Dataset entries
━━━━━━━━━━━━━━━━━━━━━━━━━━━━━━

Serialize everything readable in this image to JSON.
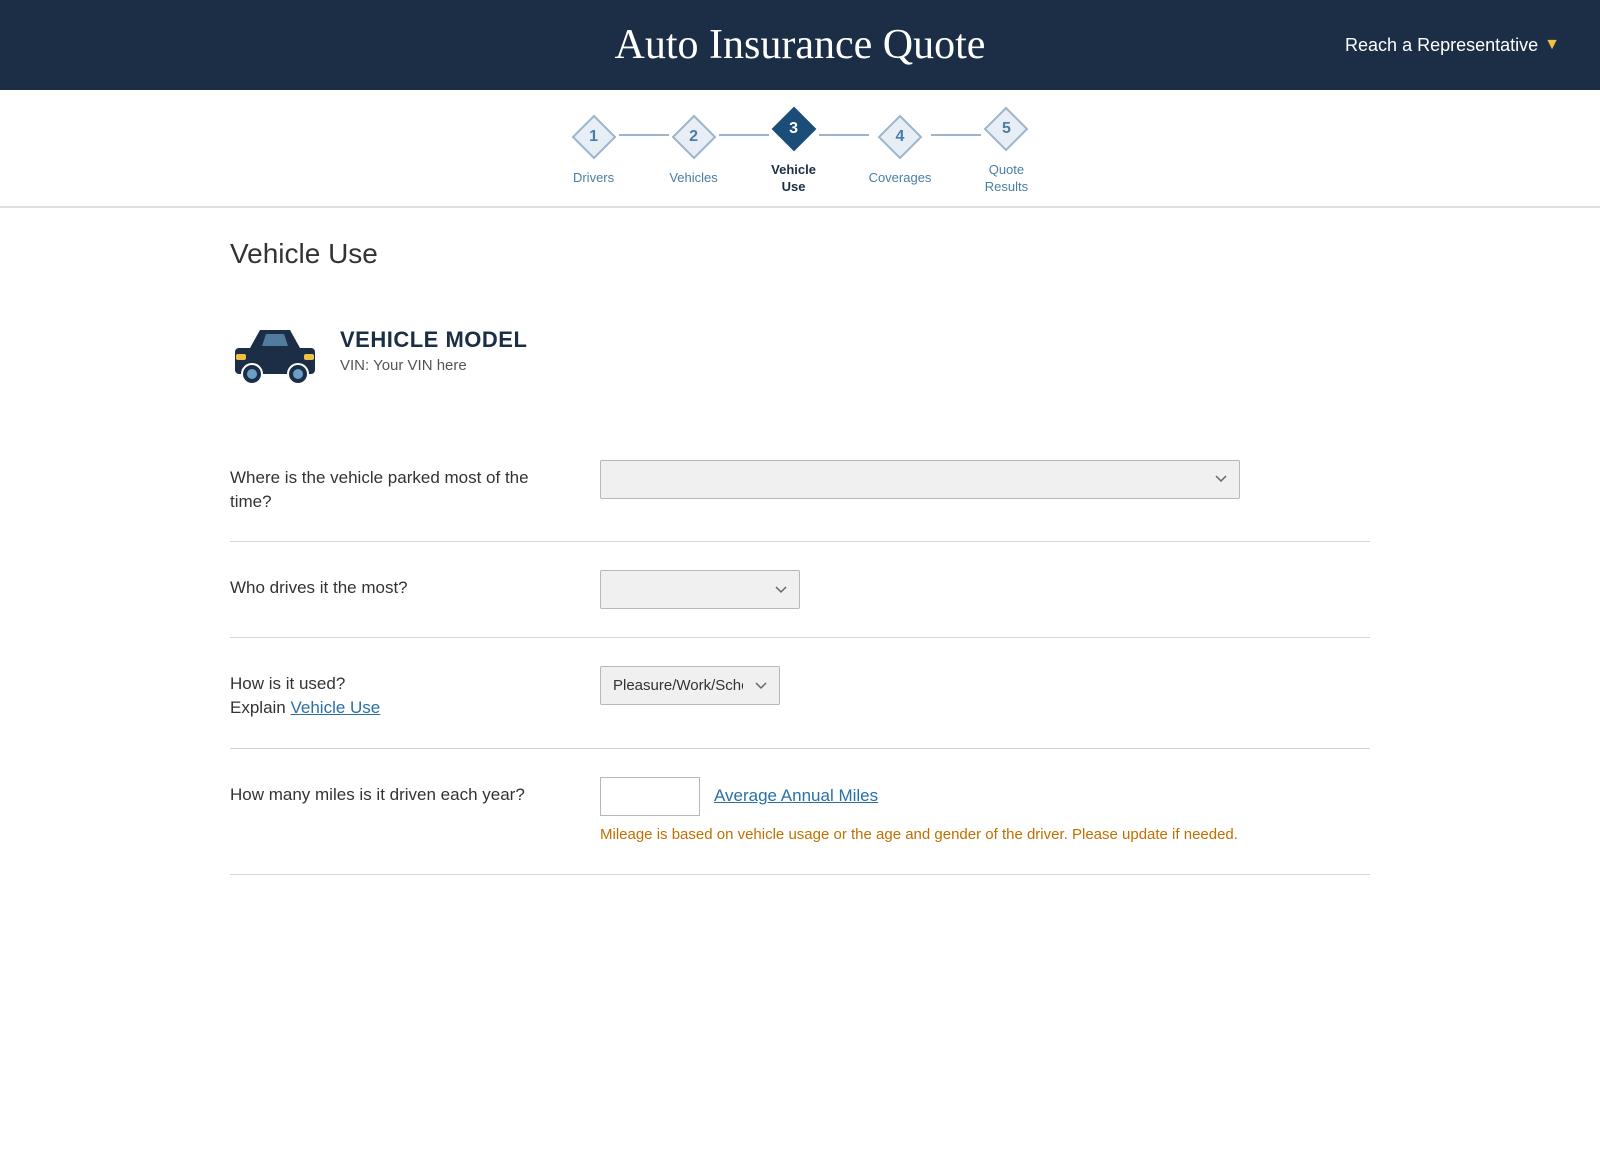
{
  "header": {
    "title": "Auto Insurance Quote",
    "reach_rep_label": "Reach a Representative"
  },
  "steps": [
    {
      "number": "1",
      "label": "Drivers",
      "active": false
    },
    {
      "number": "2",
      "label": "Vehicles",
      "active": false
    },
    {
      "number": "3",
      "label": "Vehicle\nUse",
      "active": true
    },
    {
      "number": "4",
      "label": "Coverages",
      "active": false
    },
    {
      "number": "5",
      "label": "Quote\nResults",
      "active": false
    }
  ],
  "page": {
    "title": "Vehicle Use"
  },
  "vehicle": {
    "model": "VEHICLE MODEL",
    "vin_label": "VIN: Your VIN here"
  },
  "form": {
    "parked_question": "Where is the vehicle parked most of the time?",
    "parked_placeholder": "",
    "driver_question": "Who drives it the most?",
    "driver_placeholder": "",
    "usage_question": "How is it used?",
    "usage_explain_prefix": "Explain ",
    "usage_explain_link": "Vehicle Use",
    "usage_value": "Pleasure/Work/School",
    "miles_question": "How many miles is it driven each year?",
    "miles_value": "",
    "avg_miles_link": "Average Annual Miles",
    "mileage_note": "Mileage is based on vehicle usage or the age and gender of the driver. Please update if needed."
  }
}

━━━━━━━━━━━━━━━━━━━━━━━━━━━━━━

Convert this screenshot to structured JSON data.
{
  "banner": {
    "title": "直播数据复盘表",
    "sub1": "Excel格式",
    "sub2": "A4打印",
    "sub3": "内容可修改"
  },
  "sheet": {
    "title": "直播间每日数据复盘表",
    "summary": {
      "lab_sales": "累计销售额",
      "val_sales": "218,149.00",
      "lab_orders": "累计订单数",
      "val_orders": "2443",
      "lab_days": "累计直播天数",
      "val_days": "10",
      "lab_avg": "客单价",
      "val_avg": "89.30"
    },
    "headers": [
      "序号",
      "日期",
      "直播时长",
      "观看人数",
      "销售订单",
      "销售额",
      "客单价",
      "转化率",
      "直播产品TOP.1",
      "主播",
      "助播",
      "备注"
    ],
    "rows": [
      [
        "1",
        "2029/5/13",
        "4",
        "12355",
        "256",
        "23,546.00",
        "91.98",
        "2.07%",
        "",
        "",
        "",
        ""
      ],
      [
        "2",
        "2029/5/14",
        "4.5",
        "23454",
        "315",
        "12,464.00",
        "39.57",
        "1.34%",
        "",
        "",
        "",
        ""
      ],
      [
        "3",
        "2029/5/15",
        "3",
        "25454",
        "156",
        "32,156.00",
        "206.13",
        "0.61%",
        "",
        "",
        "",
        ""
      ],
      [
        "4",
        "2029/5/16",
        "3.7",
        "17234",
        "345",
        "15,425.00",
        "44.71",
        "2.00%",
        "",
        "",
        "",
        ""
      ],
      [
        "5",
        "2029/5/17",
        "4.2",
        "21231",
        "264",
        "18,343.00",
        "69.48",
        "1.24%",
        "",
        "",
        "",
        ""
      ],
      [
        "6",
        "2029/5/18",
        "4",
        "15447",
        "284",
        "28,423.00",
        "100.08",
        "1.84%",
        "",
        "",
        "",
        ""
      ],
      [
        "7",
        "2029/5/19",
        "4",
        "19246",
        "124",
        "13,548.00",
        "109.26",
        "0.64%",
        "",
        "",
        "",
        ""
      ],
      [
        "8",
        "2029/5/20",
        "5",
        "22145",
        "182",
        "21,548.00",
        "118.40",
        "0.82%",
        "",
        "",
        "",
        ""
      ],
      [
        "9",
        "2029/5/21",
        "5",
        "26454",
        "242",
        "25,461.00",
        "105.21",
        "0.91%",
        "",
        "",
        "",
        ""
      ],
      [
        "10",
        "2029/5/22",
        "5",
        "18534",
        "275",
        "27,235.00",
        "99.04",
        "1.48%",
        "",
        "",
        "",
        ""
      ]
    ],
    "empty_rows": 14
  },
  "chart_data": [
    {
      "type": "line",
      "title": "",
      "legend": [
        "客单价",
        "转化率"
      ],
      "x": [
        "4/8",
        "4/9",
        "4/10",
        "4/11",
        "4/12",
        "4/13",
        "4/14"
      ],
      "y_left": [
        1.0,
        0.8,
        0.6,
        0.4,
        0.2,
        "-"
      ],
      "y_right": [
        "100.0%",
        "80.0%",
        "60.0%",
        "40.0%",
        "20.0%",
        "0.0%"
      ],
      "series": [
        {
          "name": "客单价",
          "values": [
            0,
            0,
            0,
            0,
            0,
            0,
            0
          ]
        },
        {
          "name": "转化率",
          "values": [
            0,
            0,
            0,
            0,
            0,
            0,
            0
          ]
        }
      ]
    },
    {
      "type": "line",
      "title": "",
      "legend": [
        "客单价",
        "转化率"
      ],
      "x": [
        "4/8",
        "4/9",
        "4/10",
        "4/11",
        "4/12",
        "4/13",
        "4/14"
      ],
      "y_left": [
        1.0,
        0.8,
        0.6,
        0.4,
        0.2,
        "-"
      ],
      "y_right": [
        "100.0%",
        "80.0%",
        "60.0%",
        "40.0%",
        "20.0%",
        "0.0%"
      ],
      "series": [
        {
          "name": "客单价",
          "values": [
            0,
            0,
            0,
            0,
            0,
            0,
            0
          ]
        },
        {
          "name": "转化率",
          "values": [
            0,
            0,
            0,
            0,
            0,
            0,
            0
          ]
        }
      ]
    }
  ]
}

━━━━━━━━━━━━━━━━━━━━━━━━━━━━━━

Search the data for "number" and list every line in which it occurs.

      "number": "1",
      "number": "2",
      "number": "3",
      "number": "4",
      "number": "5",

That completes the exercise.